Your Facebook timeline is probably flooding with check-ins from “Standing Rock, ND”. Chances are your friends are actually in O’Neill Library or the Rat. So what’s the point? This is a new type of social activism we haven’t typically seen in the past. For those who are unfamiliar with the current situation, demonstrators are camping out throughout the Standing Rock Indian Reservation to protest the construction of a $3.7 billion pipeline. “Protesters — including some members of the Standing Rock Sioux Tribe — say it threatens the environment and will destroy Native American burial sites, prayer sites and artifacts.” The protests have led to a series of arrests throughout the past week. As most social activism goes, the hashtags“IStandWithStandingRock” and “noDAPL” (Dakota Access Pipeline) are trending on Twitter and Facebook. But on Monday morning, Facebook was taken over by a “trending check-in”. An intricate two-part viral post was created to encourage people to check into Standing Rock, ND on Facebook. The community was told that the local Sheriff’s Department was using Facebook check-ins to track and target protestors. In order to create chaos and confusion, the post suggested that people check-in to make it difficult for the police to determine who was actually in Standing Rock vs. artificial check ins.
Post 1: Check-in
Post 2: Explanation of Check-in
“for those sharing their location in a move of solidarity:
if you’re sharing your location at Randing Stock (which you should be doing)
1) make it public. 2) make the clarification post separate, and so that only your friends can see it . 3) don’t clarify on your check in, message friends who say “stay safe!” to let them know what’s up — the stay safe posts are more convincing / confusing for p*lic3. 4) copy paste to share clarification messages (like this one) because making it public blows our cover. 5) say “Randing Stock” in clarification posts so that when they filter out / search those terms, your post is visible to the right people
The Clarification: The Morton County Sheriff’s Department has been using Facebook check-ins to find out who is at Standing Rock in order to target them in attempts to disrupt the prayer camps. SO Water Protecters are calling on EVERYONE to check-in at Standing Rock, ND to overwhelm and confuse them. This is concrete action that can protect people putting their bodies and well-beings on the line that we can do without leaving our homes. Will you join me in Standing Rock?”
Often times, social activism is criticized for not creating a tangible impact. In this case, by Monday morning, over 600,000 people felt that a simple check-in could contribute to the cause. As of Tuesday morning, over 1.4 million people checked in to Standing Rock. A few hours after these posts went viral, the Morton County Sheriff’s Department posted the following message on Facebook.
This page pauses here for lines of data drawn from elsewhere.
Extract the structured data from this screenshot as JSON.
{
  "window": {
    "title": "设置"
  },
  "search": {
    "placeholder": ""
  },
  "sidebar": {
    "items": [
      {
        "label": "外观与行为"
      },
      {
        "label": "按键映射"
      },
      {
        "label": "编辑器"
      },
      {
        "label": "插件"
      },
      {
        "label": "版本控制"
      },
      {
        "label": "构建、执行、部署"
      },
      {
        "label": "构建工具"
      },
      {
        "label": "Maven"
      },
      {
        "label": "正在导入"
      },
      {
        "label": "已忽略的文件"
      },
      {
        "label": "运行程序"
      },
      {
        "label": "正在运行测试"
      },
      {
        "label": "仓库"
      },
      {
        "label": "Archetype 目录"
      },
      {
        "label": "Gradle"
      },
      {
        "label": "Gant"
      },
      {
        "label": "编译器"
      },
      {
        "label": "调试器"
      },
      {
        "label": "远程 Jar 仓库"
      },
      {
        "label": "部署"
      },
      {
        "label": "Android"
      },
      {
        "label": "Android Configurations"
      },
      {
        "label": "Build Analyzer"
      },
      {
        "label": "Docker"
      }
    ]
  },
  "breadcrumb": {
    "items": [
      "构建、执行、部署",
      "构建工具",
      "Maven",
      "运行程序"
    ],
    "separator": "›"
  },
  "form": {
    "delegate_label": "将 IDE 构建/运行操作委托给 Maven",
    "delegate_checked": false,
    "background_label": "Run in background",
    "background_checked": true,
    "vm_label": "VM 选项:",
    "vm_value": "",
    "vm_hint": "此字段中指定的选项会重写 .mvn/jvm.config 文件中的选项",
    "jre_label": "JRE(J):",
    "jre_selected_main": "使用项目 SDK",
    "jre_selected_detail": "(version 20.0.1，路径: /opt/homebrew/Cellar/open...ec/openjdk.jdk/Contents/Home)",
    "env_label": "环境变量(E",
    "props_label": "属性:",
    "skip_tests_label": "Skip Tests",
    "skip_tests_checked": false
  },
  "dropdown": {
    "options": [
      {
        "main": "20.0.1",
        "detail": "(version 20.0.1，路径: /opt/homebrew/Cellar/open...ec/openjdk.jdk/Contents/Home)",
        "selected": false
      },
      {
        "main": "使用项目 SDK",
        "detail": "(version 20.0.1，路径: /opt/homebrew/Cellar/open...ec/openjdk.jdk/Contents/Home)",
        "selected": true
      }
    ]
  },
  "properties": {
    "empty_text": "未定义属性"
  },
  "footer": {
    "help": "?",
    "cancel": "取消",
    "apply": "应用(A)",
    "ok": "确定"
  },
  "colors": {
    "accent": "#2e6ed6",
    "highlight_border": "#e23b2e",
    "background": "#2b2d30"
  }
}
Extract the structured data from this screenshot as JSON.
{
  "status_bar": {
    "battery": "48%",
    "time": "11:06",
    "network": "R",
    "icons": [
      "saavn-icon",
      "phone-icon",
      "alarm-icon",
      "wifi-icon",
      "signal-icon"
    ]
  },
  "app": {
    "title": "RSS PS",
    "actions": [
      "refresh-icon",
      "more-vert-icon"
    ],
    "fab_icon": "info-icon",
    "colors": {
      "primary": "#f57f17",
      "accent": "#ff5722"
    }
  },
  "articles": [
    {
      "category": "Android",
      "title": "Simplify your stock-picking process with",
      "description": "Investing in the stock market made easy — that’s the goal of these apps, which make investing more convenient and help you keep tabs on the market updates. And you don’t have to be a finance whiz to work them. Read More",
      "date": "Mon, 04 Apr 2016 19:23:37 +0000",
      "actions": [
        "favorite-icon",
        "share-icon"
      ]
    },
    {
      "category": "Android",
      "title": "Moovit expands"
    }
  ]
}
This post created even more controversy and backlash from protestors. Many argued that even if the police were tracking protestors, they would deny it. The Morton Country Sheriffs department stated that this type of Facebook tracking wasn’t valuable information and that they were more likely to use geolocations from cellphones. Where did this concept of social media tracking begin? According to BBC, “the American Civil Liberties Union (ACLU) reported that police had been using social media to track protesters during the Ferguson and Baltimore riots last year”. The ACLU concluded that the police used information from a data-providing company called Geofeedia. Since this incident, Facebook, Instagram, and Twitter have shutoff access to Geofeedia.
The source of this viral post is currently unknown (although this could quickly change as the story continues to develop). Regardless of the Sheriffs Department’s actions, the check-in was intended as a sign of support to the people protesting at Standing Rock. However, as stated by the viral post, “This is concrete action that can protect people putting their bodies and well-beings on the line that we can do without leaving our homes”. Is this really concrete action? How does this differ from a hashtag and which is more effective?
As stated by TechCrunch, the use of these check-ins reveals a big flaw in Facebook’s trending algorithm. These algorithms are a key component of social activism in determining which hashtags are worthy of becoming viral.
“A massive social media protest is exploding on Facebook, not Twitter for a change, yet Facebook’s dehumanized Trending system wasn’t picking it up.”
A few hours after the article was published, TechCrunch posted an update:
Update 3:15pm PT: About two hours after we published this post, Facebook is finally showing a Trend for #NoDAPL, which stands for “No Dakota Access Pipeline.” The fact that it says 790,000 people are talking about the Trend, between 2X and 100X the chatter of other Facebook Trends, shows just how late Facebook was to surfacing the latest in the Standing Rock protest saga.
Perhaps the use of check-ins rather than hashtags caused this delay. In order for check-ins to be an effective form of social activism, trending algorithms need to be updated to be more humanized and inclusive.